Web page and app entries
□ □ □ □

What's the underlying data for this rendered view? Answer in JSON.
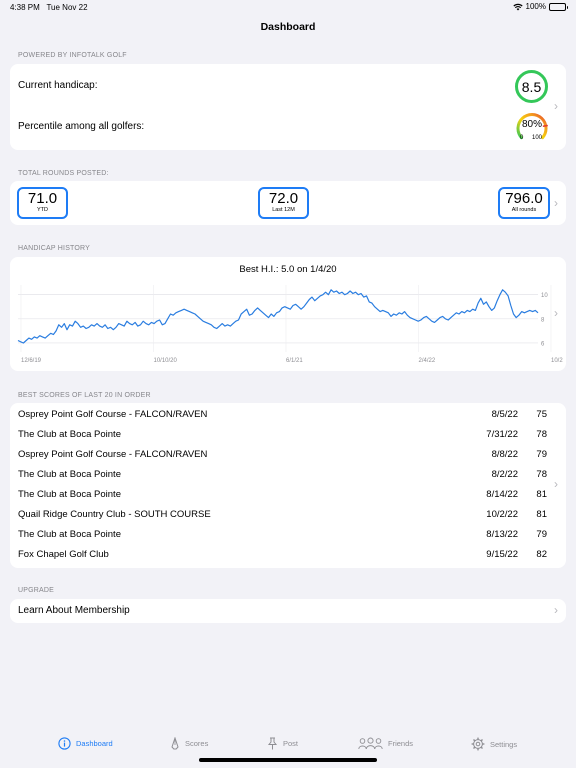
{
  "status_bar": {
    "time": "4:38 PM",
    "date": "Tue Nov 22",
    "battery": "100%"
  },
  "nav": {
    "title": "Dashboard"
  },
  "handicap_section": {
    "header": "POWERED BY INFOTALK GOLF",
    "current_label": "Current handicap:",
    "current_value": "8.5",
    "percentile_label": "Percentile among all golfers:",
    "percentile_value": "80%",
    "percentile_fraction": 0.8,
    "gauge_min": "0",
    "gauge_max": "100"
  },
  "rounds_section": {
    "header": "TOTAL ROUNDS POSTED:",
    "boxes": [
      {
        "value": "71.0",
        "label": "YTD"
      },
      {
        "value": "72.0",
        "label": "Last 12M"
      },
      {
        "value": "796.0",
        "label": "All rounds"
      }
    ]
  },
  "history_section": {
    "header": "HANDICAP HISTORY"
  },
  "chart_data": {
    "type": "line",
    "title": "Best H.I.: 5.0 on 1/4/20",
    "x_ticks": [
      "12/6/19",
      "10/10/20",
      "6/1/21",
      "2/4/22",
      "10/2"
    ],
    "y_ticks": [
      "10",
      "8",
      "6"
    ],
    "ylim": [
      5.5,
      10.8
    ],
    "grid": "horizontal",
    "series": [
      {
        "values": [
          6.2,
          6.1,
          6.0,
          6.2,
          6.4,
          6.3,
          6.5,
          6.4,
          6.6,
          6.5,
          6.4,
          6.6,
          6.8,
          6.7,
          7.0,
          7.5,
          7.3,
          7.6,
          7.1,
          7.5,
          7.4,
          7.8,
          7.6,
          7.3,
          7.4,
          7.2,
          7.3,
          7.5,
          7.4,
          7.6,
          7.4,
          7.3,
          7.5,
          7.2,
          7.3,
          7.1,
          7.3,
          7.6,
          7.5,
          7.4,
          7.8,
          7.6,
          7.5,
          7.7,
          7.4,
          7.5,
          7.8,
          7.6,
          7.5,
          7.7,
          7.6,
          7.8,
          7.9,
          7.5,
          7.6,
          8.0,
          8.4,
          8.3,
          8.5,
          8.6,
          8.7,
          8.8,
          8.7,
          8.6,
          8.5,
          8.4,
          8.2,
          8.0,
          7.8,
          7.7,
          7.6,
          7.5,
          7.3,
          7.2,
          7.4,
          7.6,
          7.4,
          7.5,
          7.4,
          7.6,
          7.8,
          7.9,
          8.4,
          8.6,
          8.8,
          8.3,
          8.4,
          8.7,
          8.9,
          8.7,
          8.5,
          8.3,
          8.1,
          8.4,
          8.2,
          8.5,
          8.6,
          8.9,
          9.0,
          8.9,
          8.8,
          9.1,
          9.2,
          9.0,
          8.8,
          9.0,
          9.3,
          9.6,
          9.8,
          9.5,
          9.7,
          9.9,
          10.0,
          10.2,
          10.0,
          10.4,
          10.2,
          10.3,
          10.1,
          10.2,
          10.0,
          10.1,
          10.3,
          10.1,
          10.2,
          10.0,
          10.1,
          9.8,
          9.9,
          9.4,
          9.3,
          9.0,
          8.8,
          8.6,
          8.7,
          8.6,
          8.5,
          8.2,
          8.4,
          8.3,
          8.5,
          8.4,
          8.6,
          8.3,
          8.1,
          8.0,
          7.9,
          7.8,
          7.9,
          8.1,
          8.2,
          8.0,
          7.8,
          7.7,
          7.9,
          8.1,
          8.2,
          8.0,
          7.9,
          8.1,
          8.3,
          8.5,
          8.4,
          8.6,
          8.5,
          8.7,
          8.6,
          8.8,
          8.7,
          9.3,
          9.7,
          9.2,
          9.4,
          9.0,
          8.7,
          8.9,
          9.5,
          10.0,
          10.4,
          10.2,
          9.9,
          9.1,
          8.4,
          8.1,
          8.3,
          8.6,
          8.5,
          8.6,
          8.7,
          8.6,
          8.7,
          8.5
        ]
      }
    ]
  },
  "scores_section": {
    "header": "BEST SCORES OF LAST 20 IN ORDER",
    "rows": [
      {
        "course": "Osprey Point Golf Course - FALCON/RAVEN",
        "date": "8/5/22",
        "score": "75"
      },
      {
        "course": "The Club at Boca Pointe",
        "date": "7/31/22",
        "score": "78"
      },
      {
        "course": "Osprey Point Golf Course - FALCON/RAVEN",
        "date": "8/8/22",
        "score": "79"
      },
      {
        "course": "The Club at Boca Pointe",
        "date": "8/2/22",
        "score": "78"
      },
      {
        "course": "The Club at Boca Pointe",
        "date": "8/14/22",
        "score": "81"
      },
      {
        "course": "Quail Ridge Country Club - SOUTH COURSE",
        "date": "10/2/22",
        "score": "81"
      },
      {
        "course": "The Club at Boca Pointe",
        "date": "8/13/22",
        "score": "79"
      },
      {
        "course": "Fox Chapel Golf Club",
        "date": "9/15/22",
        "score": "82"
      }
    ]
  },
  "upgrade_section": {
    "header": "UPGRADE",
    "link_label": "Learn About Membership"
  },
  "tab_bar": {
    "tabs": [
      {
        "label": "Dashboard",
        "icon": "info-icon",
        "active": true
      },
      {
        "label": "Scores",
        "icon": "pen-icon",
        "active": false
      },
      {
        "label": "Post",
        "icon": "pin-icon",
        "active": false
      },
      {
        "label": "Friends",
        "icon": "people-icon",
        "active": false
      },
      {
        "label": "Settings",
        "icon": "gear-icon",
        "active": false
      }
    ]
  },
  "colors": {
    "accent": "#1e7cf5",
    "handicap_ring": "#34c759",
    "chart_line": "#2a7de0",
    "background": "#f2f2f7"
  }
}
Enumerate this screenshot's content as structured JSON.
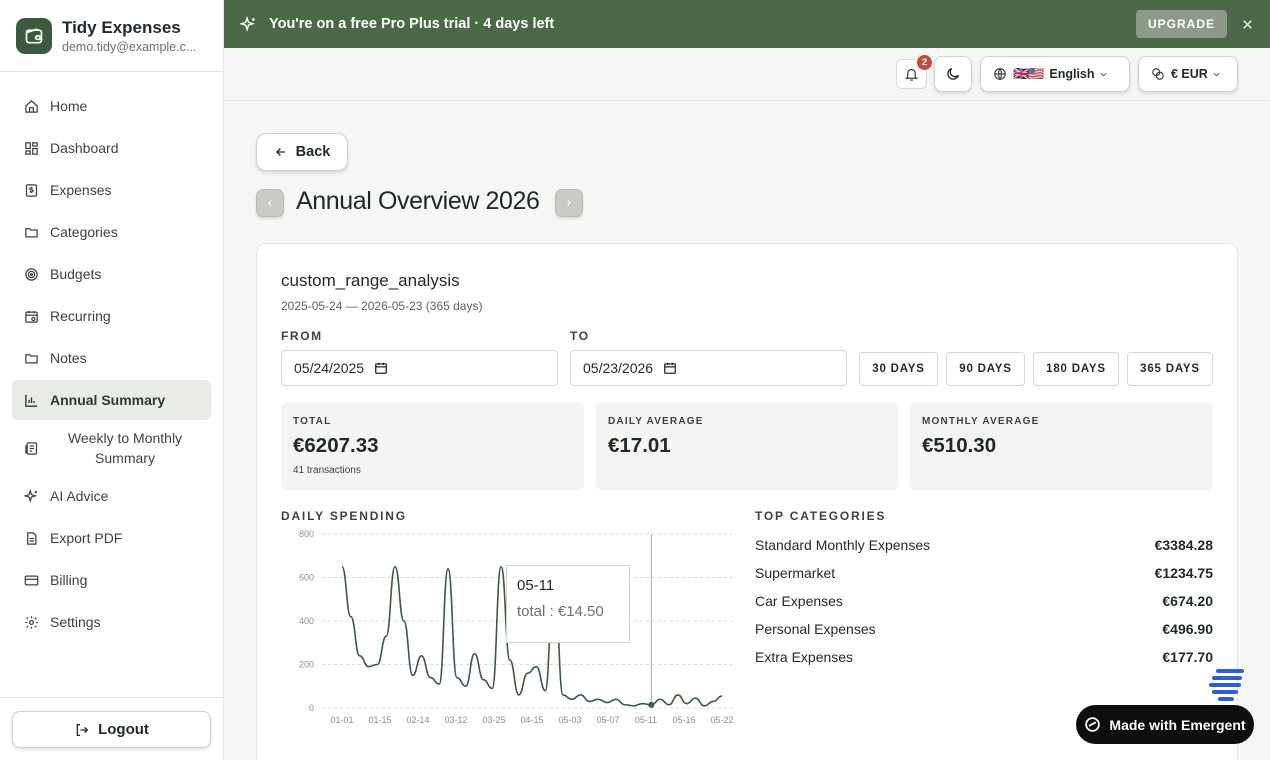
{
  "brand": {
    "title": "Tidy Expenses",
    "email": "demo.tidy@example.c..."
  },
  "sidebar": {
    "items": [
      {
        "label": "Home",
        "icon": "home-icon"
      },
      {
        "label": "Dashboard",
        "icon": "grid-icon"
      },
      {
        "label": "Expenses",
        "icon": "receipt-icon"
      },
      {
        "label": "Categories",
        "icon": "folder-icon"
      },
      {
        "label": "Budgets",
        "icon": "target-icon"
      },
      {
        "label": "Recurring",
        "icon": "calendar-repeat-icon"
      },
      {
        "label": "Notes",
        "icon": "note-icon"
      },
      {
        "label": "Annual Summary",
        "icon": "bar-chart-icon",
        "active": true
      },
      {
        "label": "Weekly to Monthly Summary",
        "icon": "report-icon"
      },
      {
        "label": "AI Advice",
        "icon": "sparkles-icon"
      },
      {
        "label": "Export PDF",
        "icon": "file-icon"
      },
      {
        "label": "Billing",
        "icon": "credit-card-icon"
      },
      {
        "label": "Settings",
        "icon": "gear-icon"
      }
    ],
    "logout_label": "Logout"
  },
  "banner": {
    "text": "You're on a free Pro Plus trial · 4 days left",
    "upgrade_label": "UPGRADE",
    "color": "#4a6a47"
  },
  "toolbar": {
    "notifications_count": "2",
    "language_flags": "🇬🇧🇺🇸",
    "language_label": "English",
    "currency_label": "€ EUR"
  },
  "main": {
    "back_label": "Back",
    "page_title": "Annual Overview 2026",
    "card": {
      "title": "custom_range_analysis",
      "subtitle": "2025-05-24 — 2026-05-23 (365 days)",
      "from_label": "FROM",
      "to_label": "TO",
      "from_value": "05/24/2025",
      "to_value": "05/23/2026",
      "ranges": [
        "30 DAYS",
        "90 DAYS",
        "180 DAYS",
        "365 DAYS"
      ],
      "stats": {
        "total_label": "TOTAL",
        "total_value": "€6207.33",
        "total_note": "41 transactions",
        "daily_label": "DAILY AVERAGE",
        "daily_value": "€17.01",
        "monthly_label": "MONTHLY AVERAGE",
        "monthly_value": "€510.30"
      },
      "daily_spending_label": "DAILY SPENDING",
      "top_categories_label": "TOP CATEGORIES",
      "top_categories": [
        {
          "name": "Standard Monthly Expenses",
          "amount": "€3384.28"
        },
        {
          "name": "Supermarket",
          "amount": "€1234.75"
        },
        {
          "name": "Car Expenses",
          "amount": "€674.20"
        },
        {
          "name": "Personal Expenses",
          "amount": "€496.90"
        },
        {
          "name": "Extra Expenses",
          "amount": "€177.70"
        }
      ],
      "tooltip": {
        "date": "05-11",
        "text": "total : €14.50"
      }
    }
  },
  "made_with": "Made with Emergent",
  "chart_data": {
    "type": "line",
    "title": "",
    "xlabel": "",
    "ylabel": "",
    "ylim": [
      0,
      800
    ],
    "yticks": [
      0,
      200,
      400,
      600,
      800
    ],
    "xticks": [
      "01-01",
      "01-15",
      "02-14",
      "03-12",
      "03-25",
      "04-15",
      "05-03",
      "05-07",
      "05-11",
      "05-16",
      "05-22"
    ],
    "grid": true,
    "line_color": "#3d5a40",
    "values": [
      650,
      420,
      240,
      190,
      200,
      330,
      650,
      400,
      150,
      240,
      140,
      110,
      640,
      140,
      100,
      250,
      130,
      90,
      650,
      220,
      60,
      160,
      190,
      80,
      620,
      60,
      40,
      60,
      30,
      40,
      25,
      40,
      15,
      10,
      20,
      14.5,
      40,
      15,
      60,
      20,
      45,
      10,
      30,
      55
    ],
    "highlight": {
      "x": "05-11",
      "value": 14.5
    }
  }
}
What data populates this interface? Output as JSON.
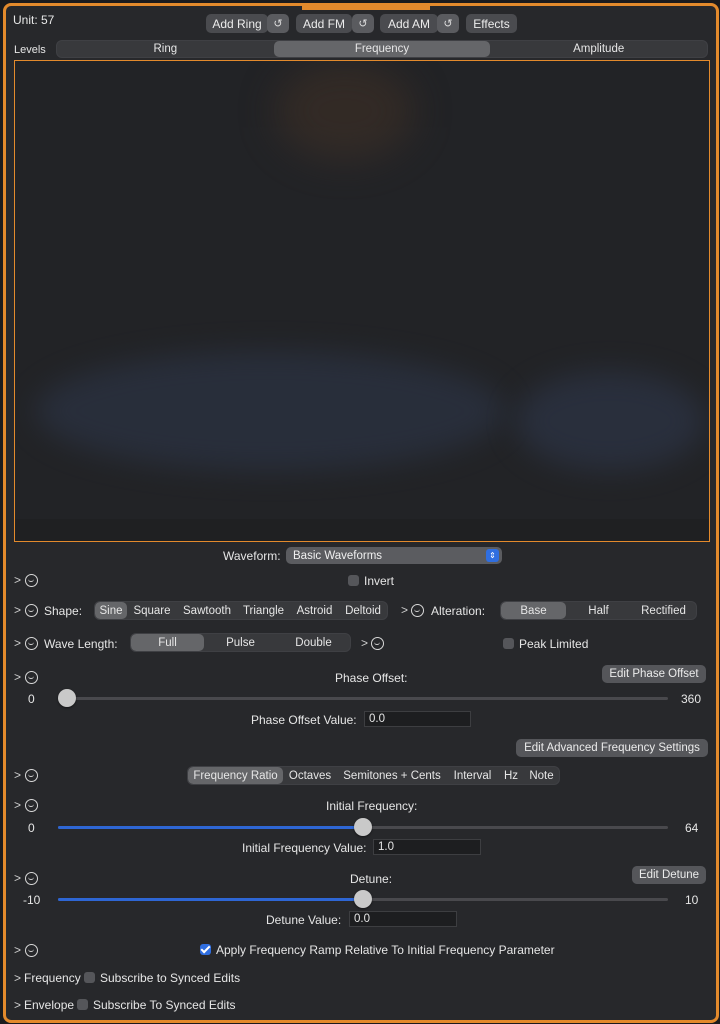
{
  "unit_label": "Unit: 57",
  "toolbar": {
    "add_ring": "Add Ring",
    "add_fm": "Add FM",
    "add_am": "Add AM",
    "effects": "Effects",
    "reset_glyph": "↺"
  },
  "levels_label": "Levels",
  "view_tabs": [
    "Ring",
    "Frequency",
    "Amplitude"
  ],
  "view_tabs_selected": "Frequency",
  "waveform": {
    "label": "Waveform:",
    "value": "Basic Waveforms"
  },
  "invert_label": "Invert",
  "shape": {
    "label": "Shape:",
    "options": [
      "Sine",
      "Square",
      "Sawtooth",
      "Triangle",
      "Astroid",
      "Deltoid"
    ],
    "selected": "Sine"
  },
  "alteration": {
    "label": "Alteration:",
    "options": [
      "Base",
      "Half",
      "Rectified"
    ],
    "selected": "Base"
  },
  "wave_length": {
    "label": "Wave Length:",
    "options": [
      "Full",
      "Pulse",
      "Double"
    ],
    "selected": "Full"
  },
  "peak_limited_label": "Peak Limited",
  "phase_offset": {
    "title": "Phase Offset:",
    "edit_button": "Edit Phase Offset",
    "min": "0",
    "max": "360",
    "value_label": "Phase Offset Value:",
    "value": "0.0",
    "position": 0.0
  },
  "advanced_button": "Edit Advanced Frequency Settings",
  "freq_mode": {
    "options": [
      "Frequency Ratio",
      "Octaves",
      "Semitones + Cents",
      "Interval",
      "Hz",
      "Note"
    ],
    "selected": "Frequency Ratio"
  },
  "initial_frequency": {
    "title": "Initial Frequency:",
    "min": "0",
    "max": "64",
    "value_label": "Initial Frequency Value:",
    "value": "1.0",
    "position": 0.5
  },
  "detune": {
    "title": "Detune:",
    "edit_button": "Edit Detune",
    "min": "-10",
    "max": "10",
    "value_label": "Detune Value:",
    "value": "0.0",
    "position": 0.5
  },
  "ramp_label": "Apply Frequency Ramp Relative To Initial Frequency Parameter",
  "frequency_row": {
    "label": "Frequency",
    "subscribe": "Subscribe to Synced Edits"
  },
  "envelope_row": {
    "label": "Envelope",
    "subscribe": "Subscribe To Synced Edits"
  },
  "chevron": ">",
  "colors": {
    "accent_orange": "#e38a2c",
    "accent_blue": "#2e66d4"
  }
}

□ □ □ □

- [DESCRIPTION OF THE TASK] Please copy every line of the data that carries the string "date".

- [EXPECTED OUTPUT]
    "date": "Tue Nov 22",
        "date": "8/5/22",
        "date": "7/31/22",
        "date": "8/8/22",
        "date": "8/2/22",
        "date": "8/14/22",
        "date": "10/2/22",
        "date": "8/13/22",
        "date": "9/15/22",
        "date": "05-11",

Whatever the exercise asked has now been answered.